Mrs. Cantor, her landlady came into the room.

“You ready to see Conner?” She asked Suzanne. “He’s very worried about you.”

“Where’s Martin?” Suzanne said. Then. “Oh no, no, no, no.”

“No time for tears.” Mrs. Cantor said opening the drapes. “You have a frightened child and responsibilities. I’ve called your sister in Canada and she’ll be here day after tomorrow.”

“What day is it?” Suzanne managed.

“It’s Wednesday. I’ll get you some coffee. You slept straight through the night. That’s good. You had the shock of your life yesterday. Poor Martin. Your rent is due today, but we’re going to give you a pass this month considering the circumstances.”

Conner bounded into the bedroom.

“Mama!” He shouted and jumped onto the bed. “You were cryin’ soooooo loud. You were cryin’ like a cryin’ crybaby!”

“That cop said that since you’ve been officially notified, Martin’s name is going to be released and once it’s released the news people are going to want to talk to you. Maybe even Channel Four. Maybe that wonderful Morgan Sterns will show up. You need to get up and get dressed. I’ll get your coffee.” Mrs. Cantor walked out of the bedroom.
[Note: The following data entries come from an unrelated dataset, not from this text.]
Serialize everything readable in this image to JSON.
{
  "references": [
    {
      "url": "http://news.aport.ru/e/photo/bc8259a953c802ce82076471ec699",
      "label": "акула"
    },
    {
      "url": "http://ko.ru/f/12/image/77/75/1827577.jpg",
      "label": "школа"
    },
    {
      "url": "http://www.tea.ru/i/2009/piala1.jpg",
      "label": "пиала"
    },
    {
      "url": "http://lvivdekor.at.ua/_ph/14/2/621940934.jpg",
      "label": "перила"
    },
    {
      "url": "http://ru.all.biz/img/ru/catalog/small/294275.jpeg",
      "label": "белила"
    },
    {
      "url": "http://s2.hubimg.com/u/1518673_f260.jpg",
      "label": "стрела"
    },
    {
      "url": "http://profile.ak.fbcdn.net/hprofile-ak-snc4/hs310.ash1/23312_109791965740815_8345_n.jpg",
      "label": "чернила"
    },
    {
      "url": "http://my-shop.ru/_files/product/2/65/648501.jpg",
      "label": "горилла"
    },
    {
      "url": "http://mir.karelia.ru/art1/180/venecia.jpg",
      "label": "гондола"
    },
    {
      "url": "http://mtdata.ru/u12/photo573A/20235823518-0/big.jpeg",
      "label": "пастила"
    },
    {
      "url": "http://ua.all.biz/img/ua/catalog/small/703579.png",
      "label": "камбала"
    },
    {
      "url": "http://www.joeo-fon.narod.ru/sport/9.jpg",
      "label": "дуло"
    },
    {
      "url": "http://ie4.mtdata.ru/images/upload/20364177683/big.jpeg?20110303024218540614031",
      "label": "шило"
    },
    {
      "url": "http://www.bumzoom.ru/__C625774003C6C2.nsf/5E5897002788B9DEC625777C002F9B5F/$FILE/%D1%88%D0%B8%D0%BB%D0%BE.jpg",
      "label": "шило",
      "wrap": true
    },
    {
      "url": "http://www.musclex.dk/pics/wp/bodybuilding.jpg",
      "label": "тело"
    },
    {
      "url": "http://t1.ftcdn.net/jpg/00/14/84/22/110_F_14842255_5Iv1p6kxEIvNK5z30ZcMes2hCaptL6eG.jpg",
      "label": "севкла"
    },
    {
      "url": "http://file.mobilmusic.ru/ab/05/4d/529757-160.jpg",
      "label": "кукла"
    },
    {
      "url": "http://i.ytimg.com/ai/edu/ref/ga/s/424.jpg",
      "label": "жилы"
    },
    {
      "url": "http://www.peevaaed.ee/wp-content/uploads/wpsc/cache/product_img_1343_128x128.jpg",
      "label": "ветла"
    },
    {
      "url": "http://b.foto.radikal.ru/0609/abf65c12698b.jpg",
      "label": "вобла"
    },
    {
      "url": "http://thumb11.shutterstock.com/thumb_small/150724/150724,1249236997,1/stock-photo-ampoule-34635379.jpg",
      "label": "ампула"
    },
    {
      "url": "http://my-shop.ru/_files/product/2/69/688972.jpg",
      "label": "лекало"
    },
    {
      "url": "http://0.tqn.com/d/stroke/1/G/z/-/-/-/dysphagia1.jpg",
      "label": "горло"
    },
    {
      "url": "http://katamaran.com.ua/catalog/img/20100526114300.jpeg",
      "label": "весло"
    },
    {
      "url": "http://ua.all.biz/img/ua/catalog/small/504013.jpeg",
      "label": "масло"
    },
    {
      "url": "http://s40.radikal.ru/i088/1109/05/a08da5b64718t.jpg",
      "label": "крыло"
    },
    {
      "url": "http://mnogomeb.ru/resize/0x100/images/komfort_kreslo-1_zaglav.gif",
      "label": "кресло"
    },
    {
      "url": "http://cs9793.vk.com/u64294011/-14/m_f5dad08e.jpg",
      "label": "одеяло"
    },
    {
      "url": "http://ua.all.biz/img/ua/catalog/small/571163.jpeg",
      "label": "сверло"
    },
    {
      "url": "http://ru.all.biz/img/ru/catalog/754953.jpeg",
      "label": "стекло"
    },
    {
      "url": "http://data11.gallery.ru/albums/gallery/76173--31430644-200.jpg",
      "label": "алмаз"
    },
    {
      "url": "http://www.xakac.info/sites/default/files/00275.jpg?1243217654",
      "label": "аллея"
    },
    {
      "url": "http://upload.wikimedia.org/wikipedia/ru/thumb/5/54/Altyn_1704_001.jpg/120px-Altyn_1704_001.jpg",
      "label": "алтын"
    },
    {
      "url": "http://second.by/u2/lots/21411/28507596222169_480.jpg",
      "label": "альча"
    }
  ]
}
“Why were you cryin’ so much, Mama?” Conner said leaning back against her and putting his hand into her hair. “Like a cryin’, crybaby.”

Suzanne gently pulled his hand from her hair.

“Mama’s gotta get up now.” She said to him. “Mama’s got to…. I’ve got to….”

A hard pounding knock came at the front door. Conner leapt off the bed and ran to it. Mrs. Cantor came running into the room.

“A van is outside!” She said, excited. “I saw a man with a big camera on his shoulder and another one with a microphone! It isn’t Morgan Sterns though. Put on your robe, Suzanne. Put on your robe and come talk to them!”

Suzanne zombie walked to the front door, not feeling or thinking, just obeying. Conner was peaking out the window.

“Camera Mama!!!! He squealed with excitement. “Camera with a big light!”

“Open the door, Suzanne.” Mrs. Cantor said, hiding in the kitchen doorway.

Suzanne opened the door. A man with a microphone and a man with a video camera on his shoulder stood on her porch. Several other people stood by them and more on her lawn. And there was one man who, inexplicable, had a huge bunch of helium balloons.

“Suzanne Daniels?” The microphone man said to her.

“Yes.” She answered. And the man with the camera flipped on the flood light attached to it.

“Suzanne Daniels of Farmwood, New York! You are the winner of the Ten Million Dollar Publisher’s Clearing House Sweepstakes!”

One of the men on the porch handed her a giant rectangular piece of cardboard with writing on it. The balloon man handed her the balloons.

Suzanne began to laugh then. Humorless, low and terrifying. Suzanne fell to her knees and just laughed and laughed and laughed.